Information provided START
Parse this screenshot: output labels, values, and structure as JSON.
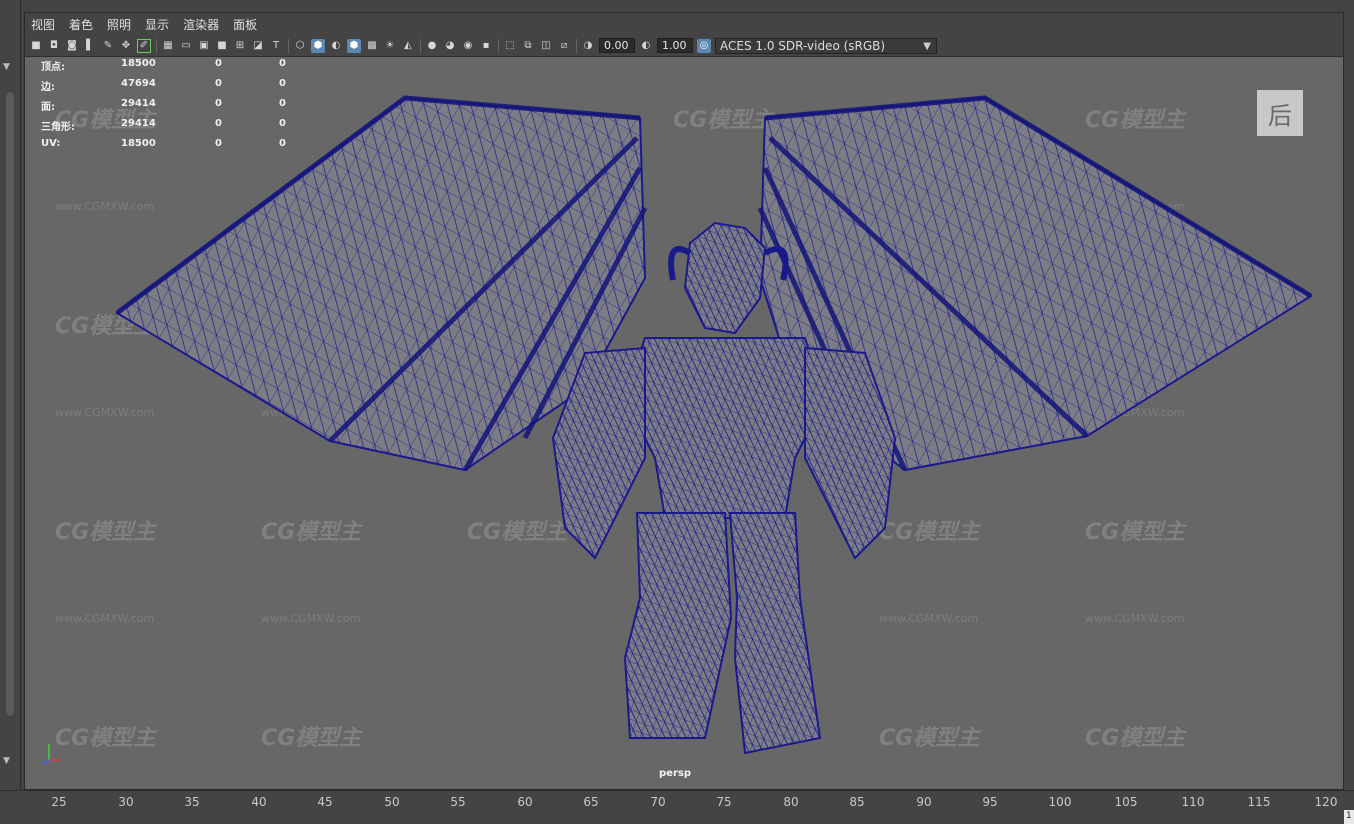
{
  "menu": [
    "视图",
    "着色",
    "照明",
    "显示",
    "渲染器",
    "面板"
  ],
  "toolbar": {
    "field_a": "0.00",
    "field_b": "1.00",
    "color_management": "ACES 1.0 SDR-video (sRGB)",
    "icons": [
      "camera-attributes-icon",
      "bookmark-camera-icon",
      "image-plane-icon",
      "2d-pan-icon",
      "grease-pencil-icon",
      "grid-icon",
      "film-gate-icon",
      "resolution-gate-icon",
      "gate-mask-icon",
      "field-chart-icon",
      "safe-action-icon",
      "safe-title-icon",
      "wireframe-icon",
      "smooth-shade-icon",
      "default-material-icon",
      "wireframe-on-shaded-icon",
      "textured-icon",
      "use-all-lights-icon",
      "shadows-icon",
      "screen-space-ao-icon",
      "motion-blur-icon",
      "anti-aliasing-icon",
      "depth-of-field-icon",
      "isolate-select-icon",
      "xray-icon",
      "xray-joints-icon",
      "xray-components-icon",
      "exposure-icon",
      "gamma-icon",
      "color-management-icon"
    ],
    "accent_color": "#5c88b0"
  },
  "hud": {
    "rows": [
      {
        "label": "顶点:",
        "v1": "18500",
        "v2": "0",
        "v3": "0"
      },
      {
        "label": "边:",
        "v1": "47694",
        "v2": "0",
        "v3": "0"
      },
      {
        "label": "面:",
        "v1": "29414",
        "v2": "0",
        "v3": "0"
      },
      {
        "label": "三角形:",
        "v1": "29414",
        "v2": "0",
        "v3": "0"
      },
      {
        "label": "UV:",
        "v1": "18500",
        "v2": "0",
        "v3": "0"
      }
    ]
  },
  "viewport": {
    "camera": "persp",
    "view_cube": "后",
    "wireframe_color": "#1a1a8c",
    "background_color": "#676767"
  },
  "watermark": {
    "logo_text": "CG模型主",
    "url_text": "www.CGMXW.com"
  },
  "timeline": {
    "ticks": [
      "25",
      "30",
      "35",
      "40",
      "45",
      "50",
      "55",
      "60",
      "65",
      "70",
      "75",
      "80",
      "85",
      "90",
      "95",
      "100",
      "105",
      "110",
      "115",
      "120"
    ],
    "current_frame": "1"
  }
}
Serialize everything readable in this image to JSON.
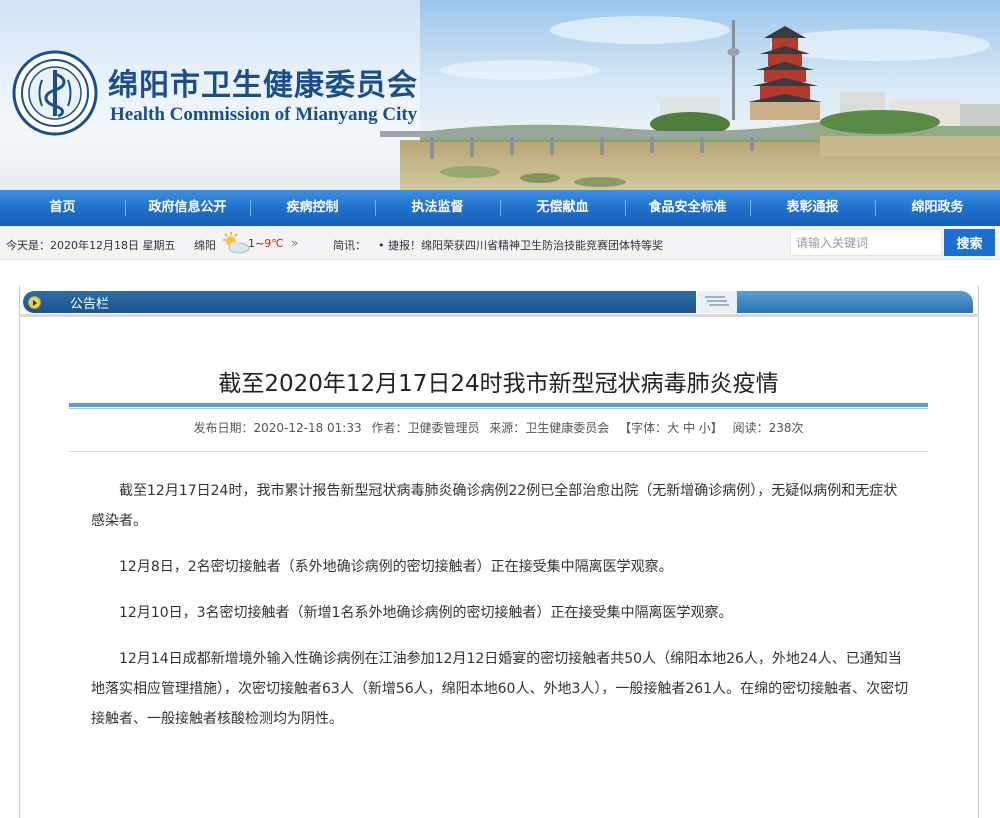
{
  "header": {
    "title_cn": "绵阳市卫生健康委员会",
    "title_en": "Health Commission of Mianyang City",
    "logo_icon": "medical-staff-seal-icon"
  },
  "nav": {
    "items": [
      {
        "label": "首页"
      },
      {
        "label": "政府信息公开"
      },
      {
        "label": "疾病控制"
      },
      {
        "label": "执法监督"
      },
      {
        "label": "无偿献血"
      },
      {
        "label": "食品安全标准"
      },
      {
        "label": "表彰通报"
      },
      {
        "label": "绵阳政务"
      }
    ]
  },
  "infobar": {
    "date": "今天是：2020年12月18日  星期五",
    "city": "绵阳",
    "weather_icon": "sun-cloud-icon",
    "temp_low": "1~",
    "temp_high": "9℃",
    "more": "»",
    "brief_label": "简讯：",
    "brief_text": "• 捷报！绵阳荣获四川省精神卫生防治技能竞赛团体特等奖",
    "search_placeholder": "请输入关键词",
    "search_button": "搜索"
  },
  "panel": {
    "title": "公告栏"
  },
  "article": {
    "title": "截至2020年12月17日24时我市新型冠状病毒肺炎疫情",
    "meta": {
      "date": "发布日期：2020-12-18 01:33",
      "author": "作者：卫健委管理员",
      "source": "来源：卫生健康委员会",
      "font_size": "【字体：大 中 小】",
      "views": "阅读：238次"
    },
    "paragraphs": [
      "截至12月17日24时，我市累计报告新型冠状病毒肺炎确诊病例22例已全部治愈出院（无新增确诊病例），无疑似病例和无症状感染者。",
      "12月8日，2名密切接触者（系外地确诊病例的密切接触者）正在接受集中隔离医学观察。",
      "12月10日，3名密切接触者（新增1名系外地确诊病例的密切接触者）正在接受集中隔离医学观察。",
      "12月14日成都新增境外输入性确诊病例在江油参加12月12日婚宴的密切接触者共50人（绵阳本地26人，外地24人、已通知当地落实相应管理措施），次密切接触者63人（新增56人，绵阳本地60人、外地3人），一般接触者261人。在绵的密切接触者、次密切接触者、一般接触者核酸检测均为阴性。"
    ]
  },
  "colors": {
    "nav_blue": "#1f6fc9",
    "title_blue": "#1b4f8a",
    "search_blue": "#1a6fd0",
    "temp_red": "#d9261c"
  }
}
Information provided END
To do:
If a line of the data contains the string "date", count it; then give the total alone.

Result:
2